* **RECORDED DATA**:
=== Begin Enclosure ===

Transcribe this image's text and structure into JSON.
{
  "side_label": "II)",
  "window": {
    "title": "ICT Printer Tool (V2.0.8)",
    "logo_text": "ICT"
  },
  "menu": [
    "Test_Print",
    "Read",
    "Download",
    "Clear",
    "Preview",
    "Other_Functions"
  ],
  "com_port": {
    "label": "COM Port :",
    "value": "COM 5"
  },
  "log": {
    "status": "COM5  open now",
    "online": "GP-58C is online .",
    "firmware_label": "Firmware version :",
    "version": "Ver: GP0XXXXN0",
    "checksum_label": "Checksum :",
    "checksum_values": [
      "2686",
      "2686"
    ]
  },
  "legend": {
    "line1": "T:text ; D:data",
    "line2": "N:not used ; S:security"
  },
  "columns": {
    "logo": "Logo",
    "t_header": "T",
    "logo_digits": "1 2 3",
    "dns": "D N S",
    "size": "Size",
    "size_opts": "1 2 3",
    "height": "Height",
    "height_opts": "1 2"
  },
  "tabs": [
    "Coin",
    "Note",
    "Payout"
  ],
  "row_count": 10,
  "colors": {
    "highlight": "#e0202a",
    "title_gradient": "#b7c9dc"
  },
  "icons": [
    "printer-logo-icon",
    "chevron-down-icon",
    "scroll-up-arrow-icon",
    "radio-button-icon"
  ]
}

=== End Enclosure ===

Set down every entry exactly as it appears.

Transcribe this image's text and structure into JSON.
{
  "side_label": "II)",
  "window": {
    "title": "ICT Printer Tool (V2.0.8)",
    "logo_text": "ICT"
  },
  "menu": [
    "Test_Print",
    "Read",
    "Download",
    "Clear",
    "Preview",
    "Other_Functions"
  ],
  "com_port": {
    "label": "COM Port :",
    "value": "COM 5"
  },
  "log": {
    "status": "COM5  open now",
    "online": "GP-58C is online .",
    "firmware_label": "Firmware version :",
    "version": "Ver: GP0XXXXN0",
    "checksum_label": "Checksum :",
    "checksum_values": [
      "2686",
      "2686"
    ]
  },
  "legend": {
    "line1": "T:text ; D:data",
    "line2": "N:not used ; S:security"
  },
  "columns": {
    "logo": "Logo",
    "t_header": "T",
    "logo_digits": "1 2 3",
    "dns": "D N S",
    "size": "Size",
    "size_opts": "1 2 3",
    "height": "Height",
    "height_opts": "1 2"
  },
  "tabs": [
    "Coin",
    "Note",
    "Payout"
  ],
  "row_count": 10,
  "colors": {
    "highlight": "#e0202a",
    "title_gradient": "#b7c9dc"
  },
  "icons": [
    "printer-logo-icon",
    "chevron-down-icon",
    "scroll-up-arrow-icon",
    "radio-button-icon"
  ]
}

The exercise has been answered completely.